MY JOURNEY at the NUCLEAR BRINK
My Journey at the Nuclear Brink is William J. Perry's latest effort to keep the world safe from a nuclear catastrophe. It tells the story of his coming of age in the nuclear era, his role in trying to shape and contain it, and how his thinking has changed about the threat these weapons pose
In a remarkable career, Perry has dealt firsthand with the changing nuclear threat. Decades of experience and special access to top-secret knowledge of strategic nuclear options have given Perry a unique, and chilling, vantage point from which to conclude that nuclear weapons endanger our security rather than securing it.
This book traces his thought process as he journeys from the Cuban Missile Crisis, to crafting a defense strategy in the Carter Administration to offset the Soviets' numeric superiority in conventional forces, to presiding over the dismantling of more than 8,000 nuclear weapons in the Clinton Administration, and to his creation in 2007, with George Shultz, Sam Nunn, and Henry Kissinger, of the Nuclear Security Project to articulate their vision of a world free from nuclear weapons and to lay out the urgent steps needed to reduce nuclear dangers.
an Excerpt from the book
My phone rang on a beautiful fall day in 1962, just a week after I had celebrated my thirty-fifth birthday. I was the director of Sylvania's Electronic Defense Laboratories, which pioneered in sophisticated electronic reconnaissance systems directed at Soviet nuclear weapons systems. I was living with my wife, Lee, and our five children in a beautiful home in Palo Alto, California, near the picturesque San Francisco Bay. Life was good. But it was about to be turned upside-down
The phone call was from Albert "Bud" Wheelon, my colleague on high-level government panels to assess Soviet nuclear capabilities. Wheelon, also in his thirties, was the youngest-ever head of the CIA's Office of Scientific Intelligence, as well as chairman of the Guided Missile and Astronautics Intelligence Committee (GMAIC), an expert group reviewing all intelligence on the Soviet missile and space programs. He asked me to fly to Washington to consult with him, and I told him that I would rearrange my schedule and fly back the following week. "No" he said, "I need to see you right away." His sense of urgency alarmed me. Our country was deep in a spiraling nuclear arms race with the Soviet Union, which just the previous year had broken the nuclear test ban to detonate their "monster" 50-megaton bomb. I took the night flight to Washington, D.C., and met him the next morning.

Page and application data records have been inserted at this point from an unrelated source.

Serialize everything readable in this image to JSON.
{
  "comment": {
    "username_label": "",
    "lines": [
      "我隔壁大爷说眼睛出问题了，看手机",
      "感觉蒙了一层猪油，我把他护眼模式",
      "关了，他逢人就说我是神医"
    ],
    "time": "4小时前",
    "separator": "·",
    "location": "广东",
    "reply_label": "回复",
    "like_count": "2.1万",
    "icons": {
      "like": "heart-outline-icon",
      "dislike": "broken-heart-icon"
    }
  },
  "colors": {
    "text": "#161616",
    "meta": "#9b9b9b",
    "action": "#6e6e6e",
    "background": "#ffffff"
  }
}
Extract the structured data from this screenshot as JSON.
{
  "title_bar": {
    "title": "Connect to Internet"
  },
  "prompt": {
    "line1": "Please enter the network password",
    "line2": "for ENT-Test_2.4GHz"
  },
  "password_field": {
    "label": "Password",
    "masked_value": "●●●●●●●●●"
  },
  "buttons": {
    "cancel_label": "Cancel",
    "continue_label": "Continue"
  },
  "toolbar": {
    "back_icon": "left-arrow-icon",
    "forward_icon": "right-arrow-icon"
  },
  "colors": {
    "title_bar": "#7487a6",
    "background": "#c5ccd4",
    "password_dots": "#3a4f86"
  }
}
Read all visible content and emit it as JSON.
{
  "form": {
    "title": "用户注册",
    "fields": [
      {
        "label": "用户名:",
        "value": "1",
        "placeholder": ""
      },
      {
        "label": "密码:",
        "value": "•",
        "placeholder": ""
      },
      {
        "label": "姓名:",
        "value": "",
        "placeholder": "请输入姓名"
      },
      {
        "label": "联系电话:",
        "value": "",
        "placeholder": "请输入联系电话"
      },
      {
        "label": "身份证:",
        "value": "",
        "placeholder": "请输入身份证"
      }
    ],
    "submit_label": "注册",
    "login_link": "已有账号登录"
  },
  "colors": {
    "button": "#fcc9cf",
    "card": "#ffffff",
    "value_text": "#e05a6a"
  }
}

Without a word of explanation he showed me photos of what I quickly recognized as Soviet missiles in Cuba. My instant reaction was dread. It was all too clear that this deployment could be the catalyst to trigger a nuclear exchange between the United States and the USSR. My study of nuclear effects told me that such an exchange could bring about the end of civilization.